*** Given data Section Begins ***

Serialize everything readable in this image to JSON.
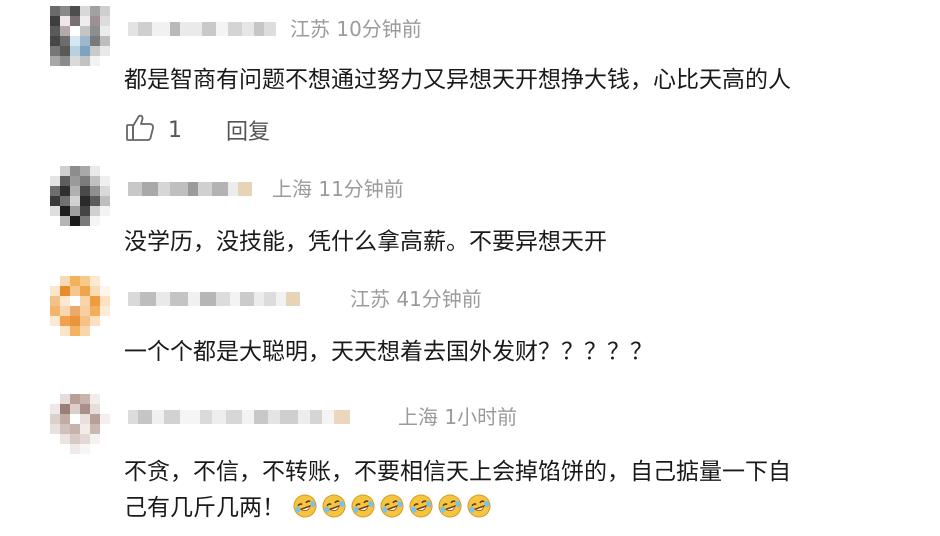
{
  "comments": [
    {
      "location": "江苏",
      "time": "10分钟前",
      "text": "都是智商有问题不想通过努力又异想天开想挣大钱，心比天高的人",
      "likes": "1",
      "reply_label": "回复"
    },
    {
      "location": "上海",
      "time": "11分钟前",
      "text": "没学历，没技能，凭什么拿高薪。不要异想天开"
    },
    {
      "location": "江苏",
      "time": "41分钟前",
      "text": "一个个都是大聪明，天天想着去国外发财？？？？？"
    },
    {
      "location": "上海",
      "time": "1小时前",
      "text_line1": "不贪，不信，不转账，不要相信天上会掉馅饼的，自己掂量一下自",
      "text_line2": "己有几斤几两！",
      "emoji_name": "laugh-cry-emoji",
      "emoji_count": 7
    }
  ],
  "icons": {
    "like": "thumbs-up-icon",
    "avatar": "pixelated-avatar"
  },
  "colors": {
    "text": "#1a1a1a",
    "meta": "#9b9b9b",
    "action": "#555555",
    "emoji_face": "#f5c542"
  }
}
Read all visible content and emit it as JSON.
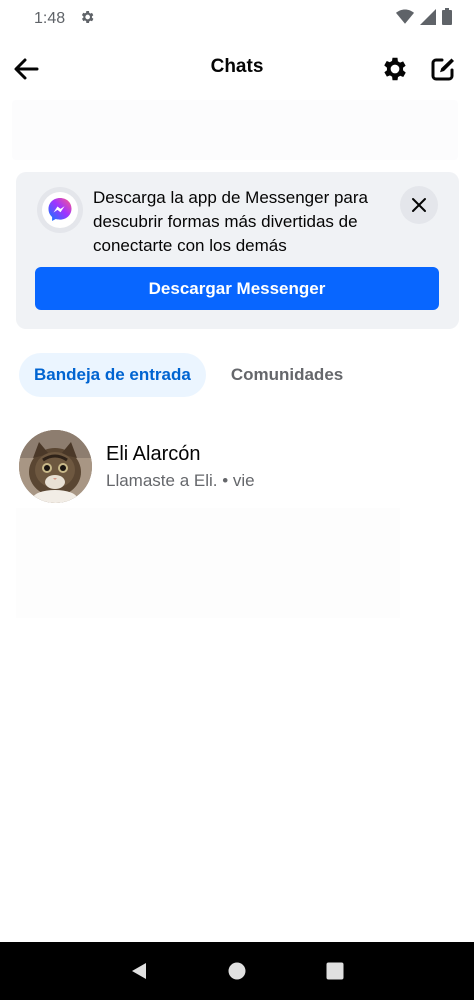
{
  "status_bar": {
    "time": "1:48",
    "icons": [
      "settings-gear-icon",
      "wifi-icon",
      "signal-icon",
      "battery-icon"
    ]
  },
  "app_bar": {
    "title": "Chats",
    "icons": [
      "back-arrow-icon",
      "settings-icon",
      "compose-icon"
    ]
  },
  "promo": {
    "text": "Descarga la app de Messenger para descubrir formas más divertidas de conectarte con los demás",
    "button_label": "Descargar Messenger",
    "icons": [
      "messenger-logo-icon",
      "close-icon"
    ],
    "accent_color": "#0866ff"
  },
  "tabs": [
    {
      "label": "Bandeja de entrada",
      "active": true
    },
    {
      "label": "Comunidades",
      "active": false
    }
  ],
  "chats": [
    {
      "name": "Eli Alarcón",
      "preview": "Llamaste a Eli. • vie",
      "avatar": "cat-photo-avatar"
    }
  ],
  "nav_bar": {
    "icons": [
      "back-triangle-icon",
      "home-circle-icon",
      "recents-square-icon"
    ]
  }
}
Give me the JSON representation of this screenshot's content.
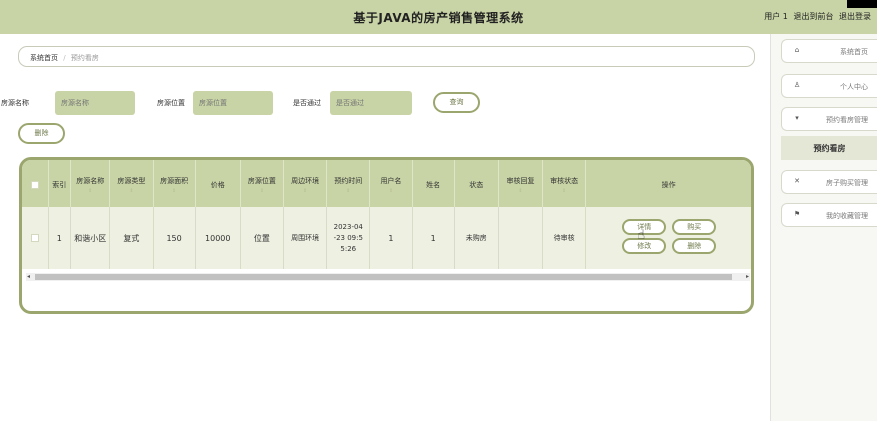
{
  "app": {
    "title": "基于JAVA的房产销售管理系统",
    "user_label": "用户 1",
    "back_to_front": "退出到前台",
    "logout": "退出登录"
  },
  "breadcrumb": {
    "home": "系统首页",
    "separator": "/",
    "current": "预约看房"
  },
  "search": {
    "name_label": "房源名称",
    "name_placeholder": "房源名称",
    "location_label": "房源位置",
    "location_placeholder": "房源位置",
    "passed_label": "是否通过",
    "passed_placeholder": "是否通过",
    "query_button": "查询"
  },
  "actions": {
    "delete_button": "删除"
  },
  "table": {
    "headers": {
      "index": "索引",
      "house_name": "房源名称",
      "house_type": "房源类型",
      "house_area": "房源面积",
      "price": "价格",
      "house_location": "房源位置",
      "surroundings": "周边环境",
      "appointment_time": "预约时间",
      "username": "用户名",
      "name": "姓名",
      "status": "状态",
      "review_reply": "审核回复",
      "review_status": "审核状态",
      "operation": "操作"
    },
    "sort_glyph": "⇕",
    "rows": [
      {
        "index": "1",
        "house_name": "和谐小区",
        "house_type": "复式",
        "house_area": "150",
        "price": "10000",
        "house_location": "位置",
        "surroundings": "周围环境",
        "appointment_time_l1": "2023-04",
        "appointment_time_l2": "-23 09:5",
        "appointment_time_l3": "5:26",
        "username": "1",
        "name": "1",
        "status": "未购房",
        "review_reply": "",
        "review_status": "待审核",
        "btn_detail": "详情",
        "btn_buy": "购买",
        "btn_edit": "修改",
        "btn_delete": "删除"
      }
    ]
  },
  "sidebar": {
    "items": [
      {
        "label": "系统首页",
        "icon": "home-icon",
        "glyph": "⌂"
      },
      {
        "label": "个人中心",
        "icon": "user-icon",
        "glyph": "♙"
      },
      {
        "label": "预约看房管理",
        "icon": "calendar-icon",
        "glyph": "▾"
      },
      {
        "label": "房子购买管理",
        "icon": "cart-icon",
        "glyph": "✕"
      },
      {
        "label": "我的收藏管理",
        "icon": "flag-icon",
        "glyph": "⚑"
      }
    ],
    "active_sub": "预约看房"
  },
  "colors": {
    "accent": "#c8d4a6",
    "border_accent": "#9aa66d",
    "row_bg": "#eef0e2"
  }
}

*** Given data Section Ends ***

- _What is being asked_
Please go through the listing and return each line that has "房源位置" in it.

- _Written response_
    "location_label": "房源位置",
    "location_placeholder": "房源位置",
      "house_location": "房源位置",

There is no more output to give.